Copy out each line below containing "JSON".

=== Data extract ===

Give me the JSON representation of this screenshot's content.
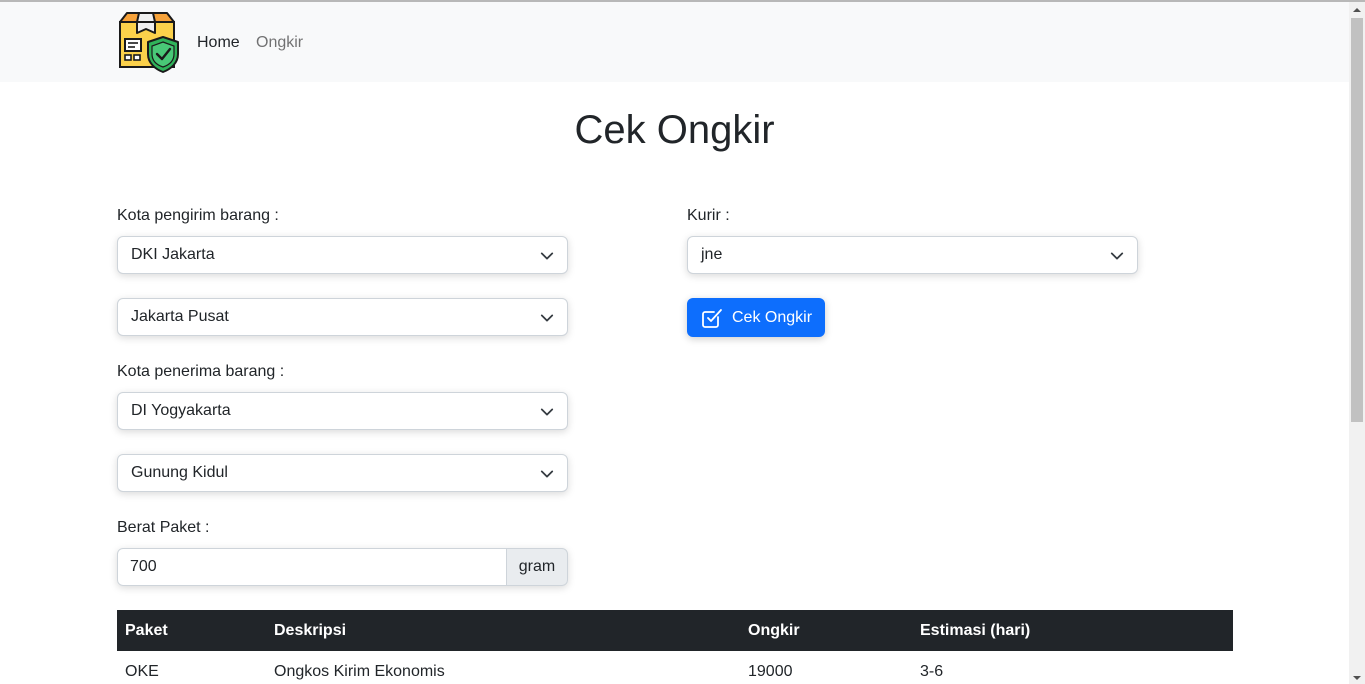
{
  "navbar": {
    "logo_icon": "package-shield-logo",
    "home_label": "Home",
    "ongkir_label": "Ongkir"
  },
  "page": {
    "title": "Cek Ongkir"
  },
  "form": {
    "sender_label": "Kota pengirim barang :",
    "sender_province": "DKI Jakarta",
    "sender_city": "Jakarta Pusat",
    "receiver_label": "Kota penerima barang :",
    "receiver_province": "DI Yogyakarta",
    "receiver_city": "Gunung Kidul",
    "weight_label": "Berat Paket :",
    "weight_value": "700",
    "weight_unit": "gram",
    "courier_label": "Kurir :",
    "courier_value": "jne",
    "submit_label": "Cek Ongkir",
    "submit_icon": "check-square-icon"
  },
  "table": {
    "headers": [
      "Paket",
      "Deskripsi",
      "Ongkir",
      "Estimasi (hari)"
    ],
    "rows": [
      [
        "OKE",
        "Ongkos Kirim Ekonomis",
        "19000",
        "3-6"
      ]
    ]
  },
  "colors": {
    "primary": "#0d6efd",
    "navbar_bg": "#f8f9fa",
    "table_header_bg": "#212529"
  }
}
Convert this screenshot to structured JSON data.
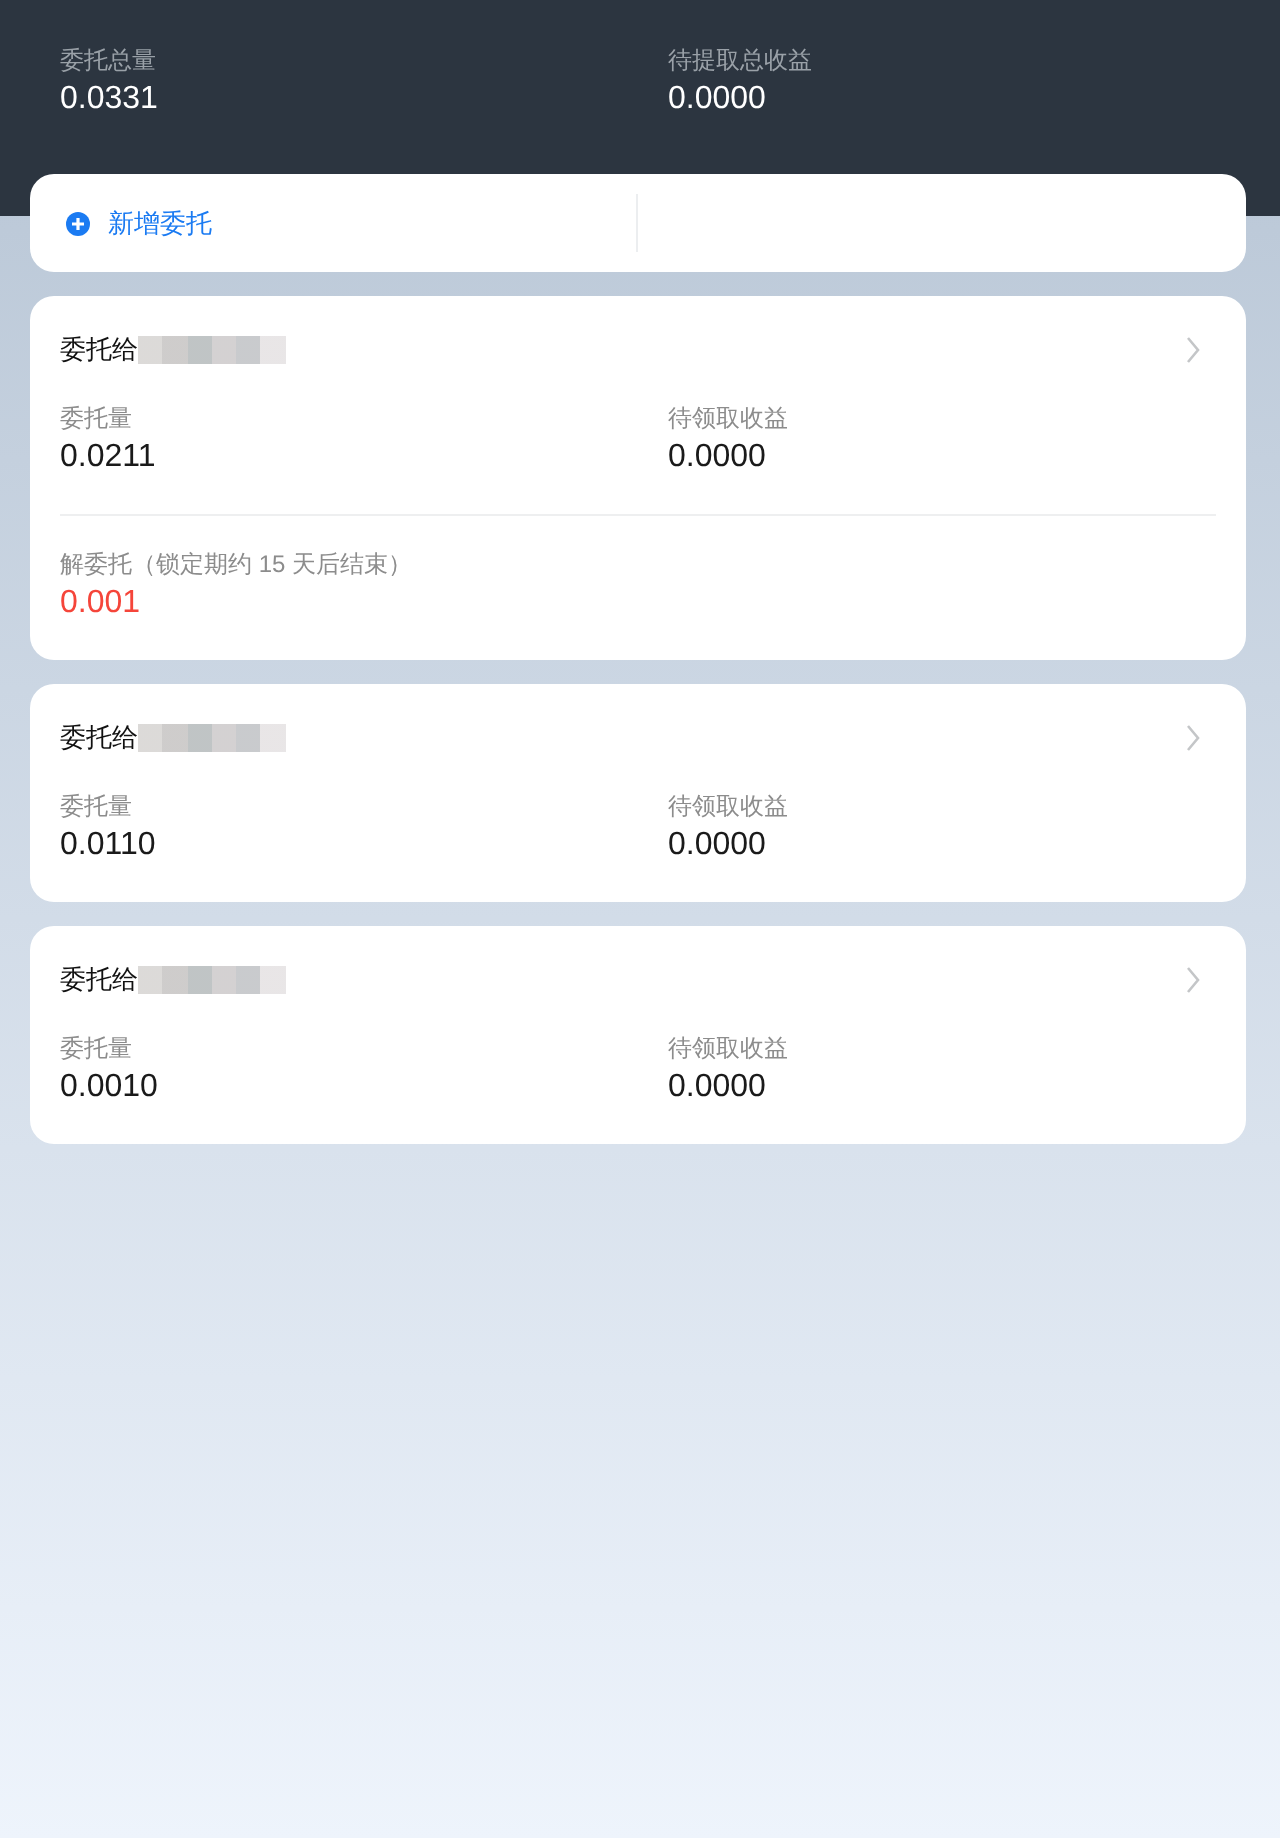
{
  "summary": [
    {
      "label": "委托总量",
      "value": "0.0331"
    },
    {
      "label": "待提取总收益",
      "value": "0.0000"
    }
  ],
  "add_delegation": {
    "label": "新增委托"
  },
  "delegations": [
    {
      "title": "委托给",
      "stats": [
        {
          "label": "委托量",
          "value": "0.0211"
        },
        {
          "label": "待领取收益",
          "value": "0.0000"
        }
      ],
      "unbonding": {
        "label": "解委托（锁定期约 15 天后结束）",
        "value": "0.001"
      }
    },
    {
      "title": "委托给",
      "stats": [
        {
          "label": "委托量",
          "value": "0.0110"
        },
        {
          "label": "待领取收益",
          "value": "0.0000"
        }
      ]
    },
    {
      "title": "委托给",
      "stats": [
        {
          "label": "委托量",
          "value": "0.0010"
        },
        {
          "label": "待领取收益",
          "value": "0.0000"
        }
      ]
    }
  ]
}
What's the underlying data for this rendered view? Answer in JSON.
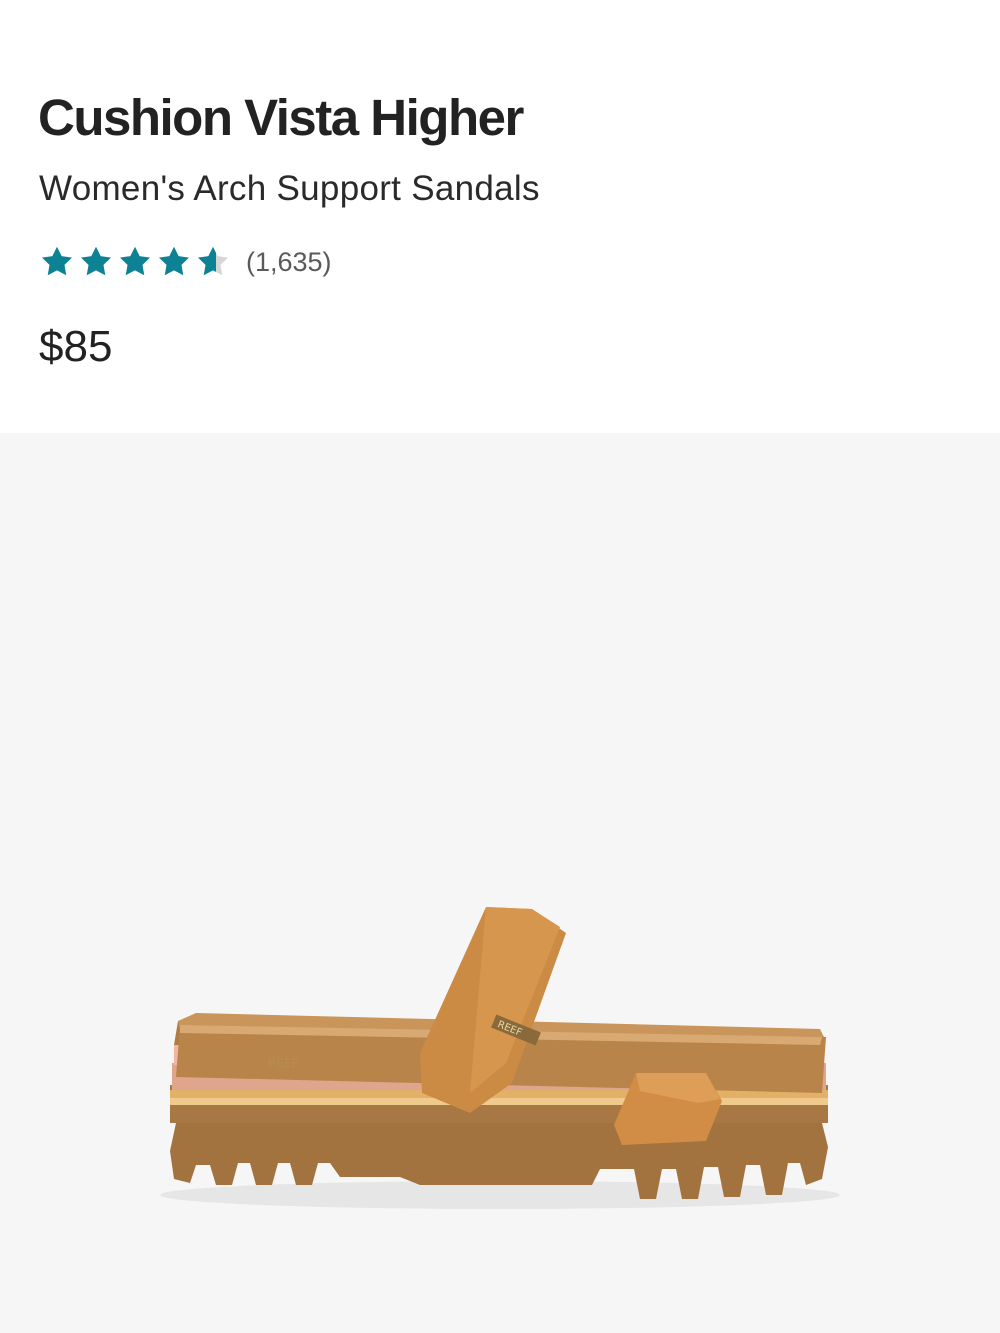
{
  "product": {
    "title": "Cushion Vista Higher",
    "subtitle": "Women's Arch Support Sandals",
    "rating": {
      "value": 4.6,
      "max": 5,
      "count_label": "(1,635)",
      "star_color": "#0c8294",
      "empty_star_color": "#d6d6d6"
    },
    "price": "$85",
    "image": {
      "icon": "sandal-product-image"
    }
  }
}
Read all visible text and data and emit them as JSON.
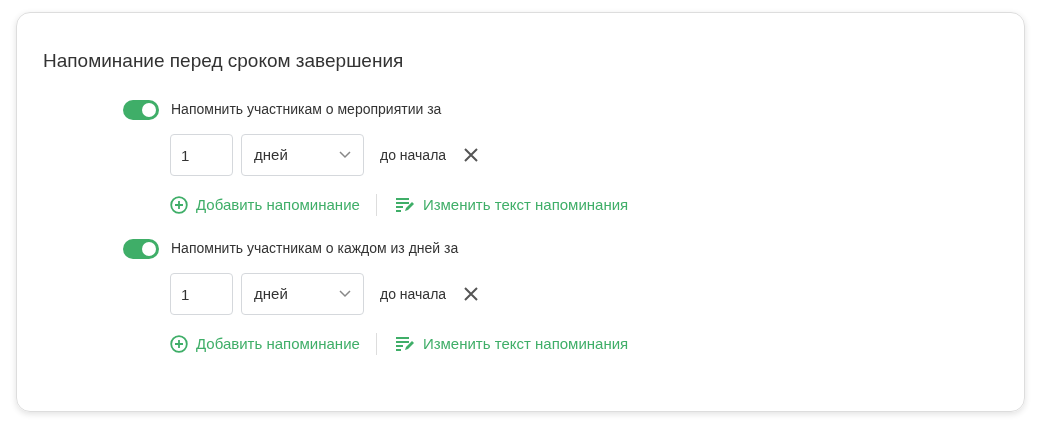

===

» **Solution to this exercise**:
Give me the JSON representation of this screenshot's content.
Convert this screenshot to structured JSON data.
What's the underlying data for this rendered view? Answer in JSON.
Read all visible text and data and emit them as JSON.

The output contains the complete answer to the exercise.